> _Exercise directions_:
Copy every line in the records below that contains the word "name".

> _Data records for software interfaces_:

·····

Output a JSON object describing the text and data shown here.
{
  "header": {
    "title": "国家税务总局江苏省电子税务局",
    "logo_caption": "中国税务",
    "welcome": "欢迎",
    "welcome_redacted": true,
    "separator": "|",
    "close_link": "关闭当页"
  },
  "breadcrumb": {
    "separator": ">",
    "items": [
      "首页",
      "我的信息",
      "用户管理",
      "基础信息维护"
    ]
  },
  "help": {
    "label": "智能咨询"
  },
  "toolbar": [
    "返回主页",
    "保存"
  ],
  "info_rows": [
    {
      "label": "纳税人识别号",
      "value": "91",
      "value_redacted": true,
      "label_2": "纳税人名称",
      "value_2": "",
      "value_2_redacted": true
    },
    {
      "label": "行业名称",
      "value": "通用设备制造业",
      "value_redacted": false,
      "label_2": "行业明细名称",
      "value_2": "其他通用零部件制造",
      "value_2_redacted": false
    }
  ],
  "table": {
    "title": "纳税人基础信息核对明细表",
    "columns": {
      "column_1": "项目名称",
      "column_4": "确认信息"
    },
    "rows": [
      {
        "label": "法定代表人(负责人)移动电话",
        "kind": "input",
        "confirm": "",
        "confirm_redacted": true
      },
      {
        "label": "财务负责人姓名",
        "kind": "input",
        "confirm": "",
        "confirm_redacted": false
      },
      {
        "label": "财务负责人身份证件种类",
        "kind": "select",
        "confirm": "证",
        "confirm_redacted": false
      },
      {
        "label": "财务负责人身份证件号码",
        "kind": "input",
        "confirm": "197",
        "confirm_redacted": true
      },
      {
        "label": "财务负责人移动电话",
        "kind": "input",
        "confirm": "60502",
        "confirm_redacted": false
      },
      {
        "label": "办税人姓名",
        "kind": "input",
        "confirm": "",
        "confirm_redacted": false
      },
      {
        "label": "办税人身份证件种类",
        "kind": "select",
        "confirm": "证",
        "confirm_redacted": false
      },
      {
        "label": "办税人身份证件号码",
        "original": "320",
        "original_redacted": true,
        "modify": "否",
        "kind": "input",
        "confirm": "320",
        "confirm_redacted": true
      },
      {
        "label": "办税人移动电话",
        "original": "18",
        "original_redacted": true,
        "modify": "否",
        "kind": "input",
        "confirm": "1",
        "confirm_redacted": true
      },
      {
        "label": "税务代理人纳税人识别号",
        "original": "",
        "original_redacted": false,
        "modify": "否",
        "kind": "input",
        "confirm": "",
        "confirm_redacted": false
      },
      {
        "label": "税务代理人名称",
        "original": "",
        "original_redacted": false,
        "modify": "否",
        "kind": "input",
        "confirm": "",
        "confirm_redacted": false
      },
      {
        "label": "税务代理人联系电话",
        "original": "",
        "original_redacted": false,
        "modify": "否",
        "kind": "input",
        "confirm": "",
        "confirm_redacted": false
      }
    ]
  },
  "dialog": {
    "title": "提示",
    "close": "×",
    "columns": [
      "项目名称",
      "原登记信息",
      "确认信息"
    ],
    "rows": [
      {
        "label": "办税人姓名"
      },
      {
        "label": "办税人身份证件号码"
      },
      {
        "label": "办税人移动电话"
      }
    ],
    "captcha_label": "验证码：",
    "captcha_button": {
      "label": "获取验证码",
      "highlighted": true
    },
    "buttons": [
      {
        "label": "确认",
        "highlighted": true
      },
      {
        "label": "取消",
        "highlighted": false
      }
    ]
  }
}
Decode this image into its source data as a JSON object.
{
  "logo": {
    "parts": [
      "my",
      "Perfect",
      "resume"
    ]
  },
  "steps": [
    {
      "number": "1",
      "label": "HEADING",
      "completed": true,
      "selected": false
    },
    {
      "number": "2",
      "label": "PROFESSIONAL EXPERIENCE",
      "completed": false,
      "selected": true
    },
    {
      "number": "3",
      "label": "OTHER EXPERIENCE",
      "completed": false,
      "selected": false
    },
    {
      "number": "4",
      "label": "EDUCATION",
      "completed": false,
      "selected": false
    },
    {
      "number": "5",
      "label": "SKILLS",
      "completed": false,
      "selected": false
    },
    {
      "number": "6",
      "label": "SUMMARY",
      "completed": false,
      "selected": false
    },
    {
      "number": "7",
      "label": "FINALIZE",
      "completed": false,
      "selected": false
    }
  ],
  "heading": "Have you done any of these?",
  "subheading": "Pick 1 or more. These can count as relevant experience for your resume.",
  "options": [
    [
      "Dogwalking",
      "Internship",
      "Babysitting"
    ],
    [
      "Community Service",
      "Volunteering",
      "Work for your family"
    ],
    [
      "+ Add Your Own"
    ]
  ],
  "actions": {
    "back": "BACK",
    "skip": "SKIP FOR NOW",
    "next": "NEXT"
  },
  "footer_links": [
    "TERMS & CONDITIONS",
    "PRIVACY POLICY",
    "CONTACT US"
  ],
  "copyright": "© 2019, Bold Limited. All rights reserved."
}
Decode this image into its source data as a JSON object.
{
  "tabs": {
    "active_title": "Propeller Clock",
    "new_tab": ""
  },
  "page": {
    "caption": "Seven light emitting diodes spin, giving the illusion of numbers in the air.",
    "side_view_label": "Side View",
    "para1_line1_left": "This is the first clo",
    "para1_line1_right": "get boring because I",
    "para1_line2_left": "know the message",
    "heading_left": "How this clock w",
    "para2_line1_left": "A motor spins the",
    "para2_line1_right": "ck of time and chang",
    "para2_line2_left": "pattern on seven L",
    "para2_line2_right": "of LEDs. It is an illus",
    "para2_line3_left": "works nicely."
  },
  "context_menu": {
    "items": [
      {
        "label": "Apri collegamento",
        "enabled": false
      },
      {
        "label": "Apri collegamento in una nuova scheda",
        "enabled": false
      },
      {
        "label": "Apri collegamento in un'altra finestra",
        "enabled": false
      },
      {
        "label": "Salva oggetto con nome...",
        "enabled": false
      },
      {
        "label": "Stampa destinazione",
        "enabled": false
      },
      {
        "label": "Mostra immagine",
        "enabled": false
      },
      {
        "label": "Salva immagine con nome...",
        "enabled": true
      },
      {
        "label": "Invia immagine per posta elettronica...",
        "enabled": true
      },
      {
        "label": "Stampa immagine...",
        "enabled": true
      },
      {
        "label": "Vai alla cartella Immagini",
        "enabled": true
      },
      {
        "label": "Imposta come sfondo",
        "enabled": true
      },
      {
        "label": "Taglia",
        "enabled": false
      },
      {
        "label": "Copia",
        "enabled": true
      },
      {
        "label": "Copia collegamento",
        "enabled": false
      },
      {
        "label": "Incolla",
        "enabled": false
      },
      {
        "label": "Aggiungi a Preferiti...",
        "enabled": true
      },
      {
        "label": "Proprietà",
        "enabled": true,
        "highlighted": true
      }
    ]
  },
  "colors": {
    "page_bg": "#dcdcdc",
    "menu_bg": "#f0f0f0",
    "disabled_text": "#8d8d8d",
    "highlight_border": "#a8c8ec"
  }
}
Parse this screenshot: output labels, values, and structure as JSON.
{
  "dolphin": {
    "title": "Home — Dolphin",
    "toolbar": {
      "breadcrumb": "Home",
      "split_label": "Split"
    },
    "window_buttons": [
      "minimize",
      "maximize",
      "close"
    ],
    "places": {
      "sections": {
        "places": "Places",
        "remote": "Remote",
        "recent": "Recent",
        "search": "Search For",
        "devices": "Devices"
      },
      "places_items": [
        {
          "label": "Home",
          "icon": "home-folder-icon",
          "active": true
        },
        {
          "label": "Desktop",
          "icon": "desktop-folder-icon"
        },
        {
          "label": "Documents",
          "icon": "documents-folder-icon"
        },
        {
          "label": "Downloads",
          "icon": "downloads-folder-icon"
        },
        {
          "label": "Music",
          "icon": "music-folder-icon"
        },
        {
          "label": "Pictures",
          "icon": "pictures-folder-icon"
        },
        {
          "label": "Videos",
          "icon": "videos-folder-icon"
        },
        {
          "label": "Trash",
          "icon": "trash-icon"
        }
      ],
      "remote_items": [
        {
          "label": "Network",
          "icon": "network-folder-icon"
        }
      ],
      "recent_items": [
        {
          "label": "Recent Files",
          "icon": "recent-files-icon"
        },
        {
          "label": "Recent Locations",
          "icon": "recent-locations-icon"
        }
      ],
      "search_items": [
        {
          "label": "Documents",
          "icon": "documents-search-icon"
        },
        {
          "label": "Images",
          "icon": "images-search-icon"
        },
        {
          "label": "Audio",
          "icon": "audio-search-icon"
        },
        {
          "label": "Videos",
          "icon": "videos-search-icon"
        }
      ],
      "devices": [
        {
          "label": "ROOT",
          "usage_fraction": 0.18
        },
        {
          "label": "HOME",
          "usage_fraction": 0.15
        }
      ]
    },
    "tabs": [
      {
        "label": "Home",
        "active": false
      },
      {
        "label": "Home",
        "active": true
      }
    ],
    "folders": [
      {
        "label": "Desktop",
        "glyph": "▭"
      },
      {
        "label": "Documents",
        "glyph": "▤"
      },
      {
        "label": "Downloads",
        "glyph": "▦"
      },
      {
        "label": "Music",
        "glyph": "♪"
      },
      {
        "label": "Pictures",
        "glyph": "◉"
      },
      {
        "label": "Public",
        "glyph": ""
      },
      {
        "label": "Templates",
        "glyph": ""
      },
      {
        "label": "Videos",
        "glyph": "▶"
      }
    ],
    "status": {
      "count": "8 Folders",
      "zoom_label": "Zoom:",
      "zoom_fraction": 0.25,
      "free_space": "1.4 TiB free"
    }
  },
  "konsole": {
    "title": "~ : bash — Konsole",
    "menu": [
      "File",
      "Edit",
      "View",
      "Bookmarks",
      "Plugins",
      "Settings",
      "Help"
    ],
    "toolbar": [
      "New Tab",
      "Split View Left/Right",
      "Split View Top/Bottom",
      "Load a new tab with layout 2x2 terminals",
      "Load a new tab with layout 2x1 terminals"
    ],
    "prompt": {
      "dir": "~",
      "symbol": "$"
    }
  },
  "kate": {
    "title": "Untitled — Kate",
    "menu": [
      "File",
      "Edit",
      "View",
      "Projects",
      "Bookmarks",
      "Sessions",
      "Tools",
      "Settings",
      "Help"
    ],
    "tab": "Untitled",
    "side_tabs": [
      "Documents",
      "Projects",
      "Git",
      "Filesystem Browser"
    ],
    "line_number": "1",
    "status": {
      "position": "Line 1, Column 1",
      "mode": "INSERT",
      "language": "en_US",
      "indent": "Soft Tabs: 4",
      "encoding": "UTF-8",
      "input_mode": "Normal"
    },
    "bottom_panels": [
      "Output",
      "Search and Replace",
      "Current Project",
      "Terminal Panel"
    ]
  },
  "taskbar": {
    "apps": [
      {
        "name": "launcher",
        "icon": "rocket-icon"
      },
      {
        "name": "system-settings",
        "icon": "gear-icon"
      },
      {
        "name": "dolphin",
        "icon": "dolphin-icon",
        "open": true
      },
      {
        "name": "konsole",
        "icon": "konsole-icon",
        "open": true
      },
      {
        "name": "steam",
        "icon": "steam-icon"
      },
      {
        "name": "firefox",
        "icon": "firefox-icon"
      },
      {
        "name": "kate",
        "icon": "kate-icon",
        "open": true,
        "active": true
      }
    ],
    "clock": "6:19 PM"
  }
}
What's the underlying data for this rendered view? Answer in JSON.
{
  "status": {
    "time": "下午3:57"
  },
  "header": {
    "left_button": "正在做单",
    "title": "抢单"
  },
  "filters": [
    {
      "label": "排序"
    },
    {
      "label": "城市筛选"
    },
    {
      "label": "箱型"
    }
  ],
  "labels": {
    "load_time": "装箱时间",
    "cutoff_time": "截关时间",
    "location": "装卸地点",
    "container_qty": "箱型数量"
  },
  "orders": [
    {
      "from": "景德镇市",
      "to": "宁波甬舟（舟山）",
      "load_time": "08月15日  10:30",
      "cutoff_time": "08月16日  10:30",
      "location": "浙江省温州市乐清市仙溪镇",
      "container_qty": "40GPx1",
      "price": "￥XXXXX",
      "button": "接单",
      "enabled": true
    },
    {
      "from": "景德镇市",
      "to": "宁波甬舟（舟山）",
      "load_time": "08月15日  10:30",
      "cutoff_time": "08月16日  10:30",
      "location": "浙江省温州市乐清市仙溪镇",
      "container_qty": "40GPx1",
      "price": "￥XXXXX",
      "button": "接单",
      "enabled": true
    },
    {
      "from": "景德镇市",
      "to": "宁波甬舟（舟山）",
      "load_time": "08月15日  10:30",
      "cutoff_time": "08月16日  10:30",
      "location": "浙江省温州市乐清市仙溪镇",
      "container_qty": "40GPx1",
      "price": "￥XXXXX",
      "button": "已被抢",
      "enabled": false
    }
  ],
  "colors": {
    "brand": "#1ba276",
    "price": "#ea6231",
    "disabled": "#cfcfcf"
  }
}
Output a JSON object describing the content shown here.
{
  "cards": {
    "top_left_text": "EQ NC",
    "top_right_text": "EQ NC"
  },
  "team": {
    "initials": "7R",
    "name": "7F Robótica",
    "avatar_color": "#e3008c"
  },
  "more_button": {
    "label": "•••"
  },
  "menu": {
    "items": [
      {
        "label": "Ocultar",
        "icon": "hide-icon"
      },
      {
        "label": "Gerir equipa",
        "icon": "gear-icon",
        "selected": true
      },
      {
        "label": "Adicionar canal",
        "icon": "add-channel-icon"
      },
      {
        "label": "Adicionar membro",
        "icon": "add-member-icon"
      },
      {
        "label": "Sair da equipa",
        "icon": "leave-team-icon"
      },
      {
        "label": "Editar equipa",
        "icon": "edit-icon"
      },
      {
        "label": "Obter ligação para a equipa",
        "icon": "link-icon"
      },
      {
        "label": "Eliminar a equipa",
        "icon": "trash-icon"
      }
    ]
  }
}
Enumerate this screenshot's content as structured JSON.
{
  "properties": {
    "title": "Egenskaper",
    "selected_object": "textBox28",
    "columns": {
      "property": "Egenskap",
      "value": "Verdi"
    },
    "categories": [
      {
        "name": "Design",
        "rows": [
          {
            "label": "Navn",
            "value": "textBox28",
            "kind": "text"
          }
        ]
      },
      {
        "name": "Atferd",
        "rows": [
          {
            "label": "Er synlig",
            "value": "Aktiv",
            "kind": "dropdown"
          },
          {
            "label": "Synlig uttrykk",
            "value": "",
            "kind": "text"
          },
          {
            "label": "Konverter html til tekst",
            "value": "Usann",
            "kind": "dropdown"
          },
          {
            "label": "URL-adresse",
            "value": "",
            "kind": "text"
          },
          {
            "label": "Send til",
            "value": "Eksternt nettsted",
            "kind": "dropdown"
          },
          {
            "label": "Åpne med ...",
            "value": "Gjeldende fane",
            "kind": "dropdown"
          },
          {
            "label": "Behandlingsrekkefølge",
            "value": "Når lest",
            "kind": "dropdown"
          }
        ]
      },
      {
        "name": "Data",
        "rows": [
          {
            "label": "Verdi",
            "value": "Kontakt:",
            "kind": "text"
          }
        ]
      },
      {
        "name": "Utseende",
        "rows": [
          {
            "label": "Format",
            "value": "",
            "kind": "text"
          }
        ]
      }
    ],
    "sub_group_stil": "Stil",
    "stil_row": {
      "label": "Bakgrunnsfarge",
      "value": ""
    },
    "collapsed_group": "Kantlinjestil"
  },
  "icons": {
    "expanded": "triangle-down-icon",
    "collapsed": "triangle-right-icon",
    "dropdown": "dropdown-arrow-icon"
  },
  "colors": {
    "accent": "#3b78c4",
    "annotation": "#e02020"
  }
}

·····

> _Expected output_:
        "name": "launcher",
        "name": "system-settings",
        "name": "dolphin",
        "name": "konsole",
        "name": "steam",
        "name": "firefox",
        "name": "kate",
    "name": "7F Robótica",
        "name": "Design",
        "name": "Atferd",
        "name": "Data",
        "name": "Utseende",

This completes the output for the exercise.